Let me bring you back to a simpler time, a time of battling factions of military might fighting to survive in a world of giant children. I am speaking of G.I. Joe figurines and the uncontrollable urge of young boys to incinerate, dismember, and blow up one's possessions.


How an Alley Viper should look


I have been thinking a lot about my childhood G.I. Joes and how much I cherished them. I remember going to the local "Children's Palace" toy superstore and ecstatically running to the G.I. Joe aisle. When I say G.I. Joe aisle, I do not mean the aisle that housed G.I. Joes and many other toys. I am talking about a whole freaking wall full of the greatest assortment of card-backed, bubble-packed G.I. Joes hanging 15-deep on countless pegs! I loved looking through that entire selection searching for the coolest looking Joes to face off against my collection. I don't remember personally having all that many "good guys" as they usually didn't have the cool armor or helmets. My friend and I used to unite our armies and played out scenarios only a child could understand. I still remember most of the G.I. Joes he had such as Night Creeper, Heat Viper and Sergeant Slaughter - the latter of which lay mangled behind his garage near discarded cinder blocks.

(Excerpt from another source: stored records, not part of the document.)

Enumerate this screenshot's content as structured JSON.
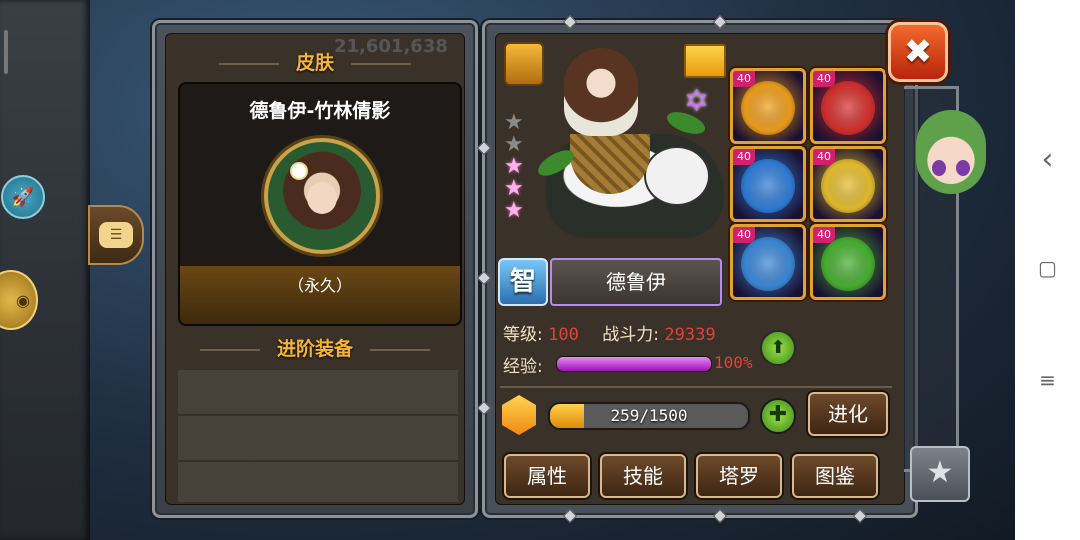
{
  "skin_panel": {
    "title": "皮肤",
    "bg_number": "21,601,638",
    "skin_name": "德鲁伊-竹林倩影",
    "duration": "（永久）",
    "advanced_title": "进阶装备"
  },
  "hero": {
    "attribute_badge": "智",
    "name": "德鲁伊",
    "stars_total": 5,
    "stars_lit": 3,
    "level_label": "等级:",
    "level": "100",
    "power_label": "战斗力:",
    "power": "29339",
    "exp_label": "经验:",
    "exp_percent": "100%",
    "exp_fraction": 1.0,
    "fragments": "259/1500",
    "fragments_fraction": 0.17,
    "evolve_label": "进化"
  },
  "equipment": [
    {
      "level": "40",
      "color": "#f2a018"
    },
    {
      "level": "40",
      "color": "#d8302a"
    },
    {
      "level": "40",
      "color": "#2f7fd8"
    },
    {
      "level": "40",
      "color": "#e8c02a"
    },
    {
      "level": "40",
      "color": "#3a8ad8"
    },
    {
      "level": "40",
      "color": "#48b22e"
    }
  ],
  "tabs": {
    "attributes": "属性",
    "skills": "技能",
    "tarot": "塔罗",
    "codex": "图鉴"
  },
  "icons": {
    "close": "✖",
    "upgrade": "⬆",
    "plus": "✚",
    "favorite": "★",
    "nav_back": "‹",
    "nav_home": "▢",
    "nav_menu": "≡"
  },
  "colors": {
    "title_orange": "#f6b43a",
    "number_red": "#e0423c",
    "exp_purple": "#c040d8",
    "fragment_gold": "#f0a818"
  }
}
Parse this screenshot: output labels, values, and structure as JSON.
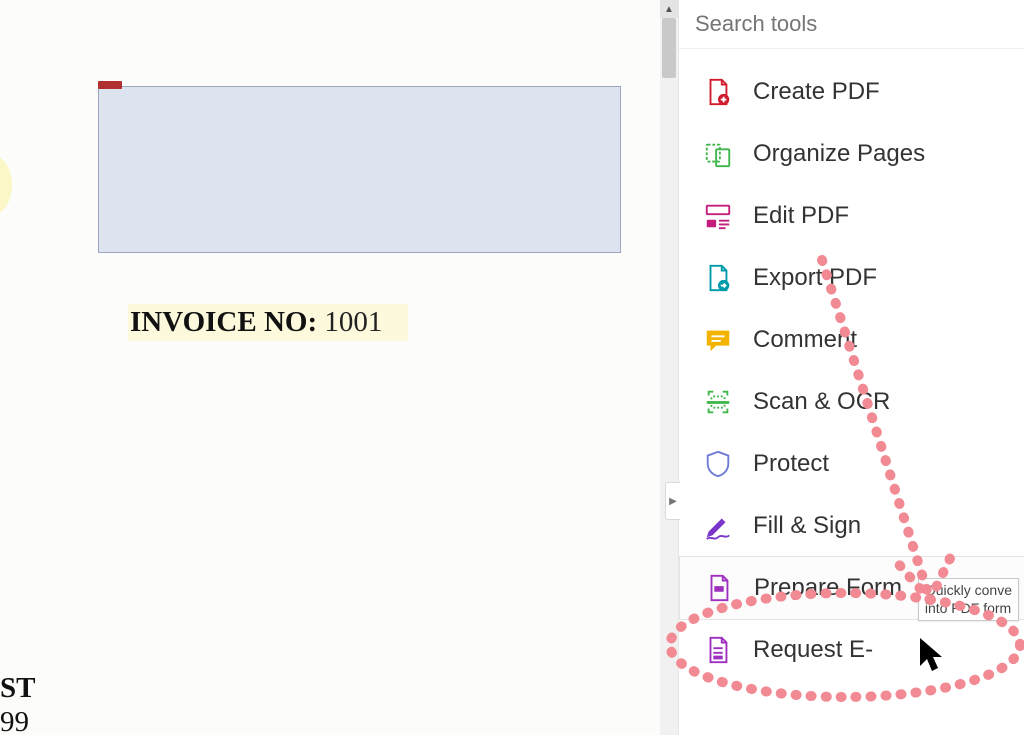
{
  "document": {
    "invoice_label": "INVOICE NO: ",
    "invoice_value": "1001",
    "bottom_line1": "ST",
    "bottom_line2": "99"
  },
  "panel": {
    "search_placeholder": "Search tools",
    "expander_glyph": "▶",
    "scroll_up_glyph": "▲",
    "tools": [
      {
        "label": "Create PDF",
        "icon": "create-pdf"
      },
      {
        "label": "Organize Pages",
        "icon": "organize-pages"
      },
      {
        "label": "Edit PDF",
        "icon": "edit-pdf"
      },
      {
        "label": "Export PDF",
        "icon": "export-pdf"
      },
      {
        "label": "Comment",
        "icon": "comment"
      },
      {
        "label": "Scan & OCR",
        "icon": "scan-ocr"
      },
      {
        "label": "Protect",
        "icon": "protect"
      },
      {
        "label": "Fill & Sign",
        "icon": "fill-sign"
      },
      {
        "label": "Prepare Form",
        "icon": "prepare-form",
        "selected": true
      },
      {
        "label": "Request E-",
        "icon": "request-esign"
      }
    ],
    "tooltip": "Quickly conve\ninto PDF form"
  },
  "colors": {
    "accent_red": "#d11b2d",
    "accent_green": "#3fb64a",
    "accent_magenta": "#c31c7b",
    "accent_teal": "#009ba8",
    "accent_yellow": "#f3b400",
    "accent_purple": "#7a35c9",
    "annotation_pink": "#f28a94"
  }
}
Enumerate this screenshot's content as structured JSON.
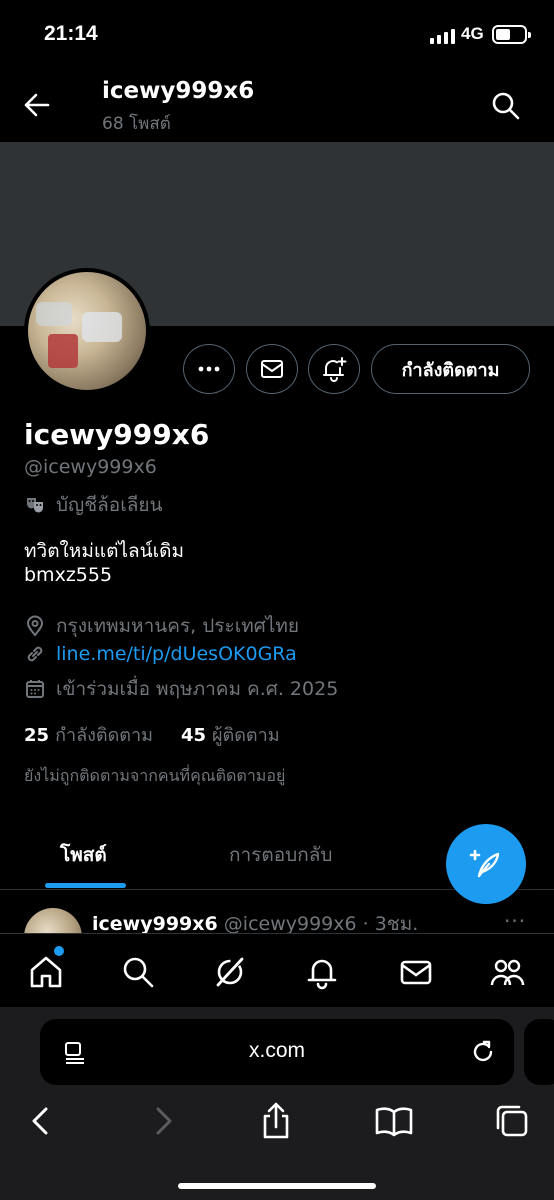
{
  "status_bar": {
    "time": "21:14",
    "network": "4G",
    "battery_level": 0.5
  },
  "header": {
    "title": "icewy999x6",
    "post_count": "68 โพสต์"
  },
  "profile": {
    "display_name": "icewy999x6",
    "handle": "@icewy999x6",
    "parody_label": "บัญชีล้อเลียน",
    "bio_line1": "ทวิตใหม่แต่ไลน์เดิม",
    "bio_line2": "bmxz555",
    "location": "กรุงเทพมหานคร, ประเทศไทย",
    "link": "line.me/ti/p/dUesOK0GRa",
    "joined": "เข้าร่วมเมื่อ พฤษภาคม ค.ศ. 2025",
    "following_count": "25",
    "following_label": "กำลังติดตาม",
    "followers_count": "45",
    "followers_label": "ผู้ติดตาม",
    "not_followed_note": "ยังไม่ถูกติดตามจากคนที่คุณติดตามอยู่"
  },
  "actions": {
    "follow_state_label": "กำลังติดตาม"
  },
  "tabs": [
    {
      "label": "โพสต์",
      "active": true
    },
    {
      "label": "การตอบกลับ",
      "active": false
    }
  ],
  "tweet_preview": {
    "name": "icewy999x6",
    "handle_time": "@icewy999x6 · 3ชม.",
    "more": "···"
  },
  "browser": {
    "url": "x.com"
  },
  "colors": {
    "accent": "#1d9bf0",
    "banner": "#2f3336",
    "muted": "#71767b"
  }
}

Now I am left wondering why I expressed my appreciation of the G.I. Joes by obliterating them. I recall cannibalizing various figurines to create a comic book character, Ghost Rider (which I still have, by the way), to submit photos to the comic book collectors magazine, Wizard. Naturally, we wanted to make it as authentic as possible, so we lit it's head on fire for the true effect. Regretfully, the photos never turned out quite good enough to submit, but we developed a taste for the acrid smell of burnt plastic Joe flesh. It wasn't long before we were trying to recreate the persona of The Human Torch. Granted, I was very hesitant to burn my "guys," but I also saw it as survival of the fittest - the cooler the Joe looked, the safer it was from destruction. Basically, if their human face was exposed, they were a goner. But apparently even that rule was up for interpretation because I ended up slaughtering many of my coolest figurines (including one of my favorites, Snake Eyes).

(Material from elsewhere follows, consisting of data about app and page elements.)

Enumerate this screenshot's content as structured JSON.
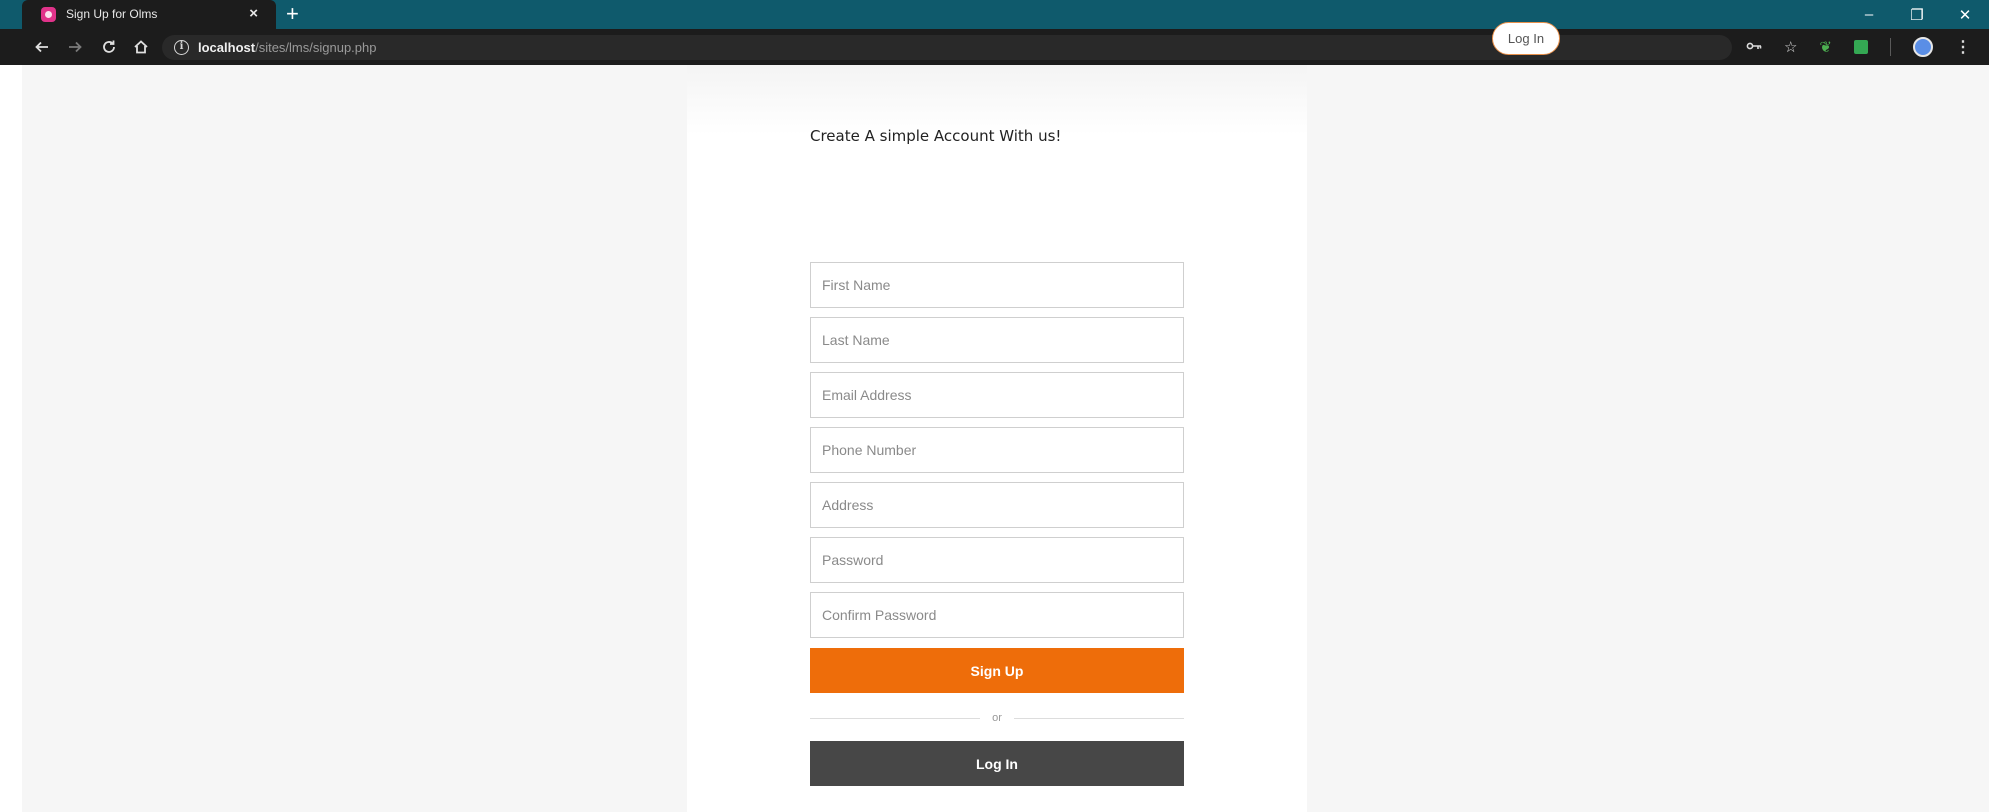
{
  "browser": {
    "tab_title": "Sign Up for Olms",
    "tab_close": "×",
    "new_tab": "+",
    "url_host": "localhost",
    "url_path": "/sites/lms/signup.php",
    "window_controls": {
      "minimize": "–",
      "restore": "❐",
      "close": "✕"
    },
    "nav_icons": [
      "back-icon",
      "forward-icon",
      "reload-icon",
      "home-icon"
    ],
    "toolbar_icons": [
      "key-icon",
      "star-icon",
      "extension-icon",
      "extension-icon",
      "profile-icon",
      "menu-icon"
    ]
  },
  "header": {
    "login_link": "Log In"
  },
  "form": {
    "heading": "Create A simple Account With us!",
    "fields": [
      {
        "name": "first-name",
        "placeholder": "First Name",
        "value": ""
      },
      {
        "name": "last-name",
        "placeholder": "Last Name",
        "value": ""
      },
      {
        "name": "email",
        "placeholder": "Email Address",
        "value": ""
      },
      {
        "name": "phone",
        "placeholder": "Phone Number",
        "value": ""
      },
      {
        "name": "address",
        "placeholder": "Address",
        "value": ""
      },
      {
        "name": "password",
        "placeholder": "Password",
        "value": ""
      },
      {
        "name": "confirm-password",
        "placeholder": "Confirm Password",
        "value": ""
      }
    ],
    "signup_button": "Sign Up",
    "divider_text": "or",
    "login_button": "Log In"
  },
  "colors": {
    "tab_strip": "#0f5a6c",
    "toolbar": "#1c1c1c",
    "signup_button": "#ee6d0a",
    "login_button": "#474747",
    "login_link_border": "#e8904a"
  }
}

There is one incident that I just can't shake, though. It was down at my family's lake cabin, out by the dock. My friend and I both had identical G.I. Joes named Alley Viper (pictured above). This was probably the favorite one in my collection. The next thing I remember is both of us grinding up our bright orange and blue clad Cobra soldiers in the boat lift gears (his remains pictured on the right)! Perhaps it was a right of passage into "manhood" or a brief moment of insanity, I cannot say, but I sorely regret what happened on that day.


My poor, little Alley Viper


In order to free myself from this particular dark moment in my life, I am trying to rebuild my G.I. Joe collection. No, I do not intend to play with them, nor will I be displaying them. They will most likely go into my rubbermaid tote of childhood toys that I enjoy revisiting when we occasionally clean out the closet. I have yet to find any of them at our area thrift stores, but I will not quit until I adopt at least as many as I destroyed.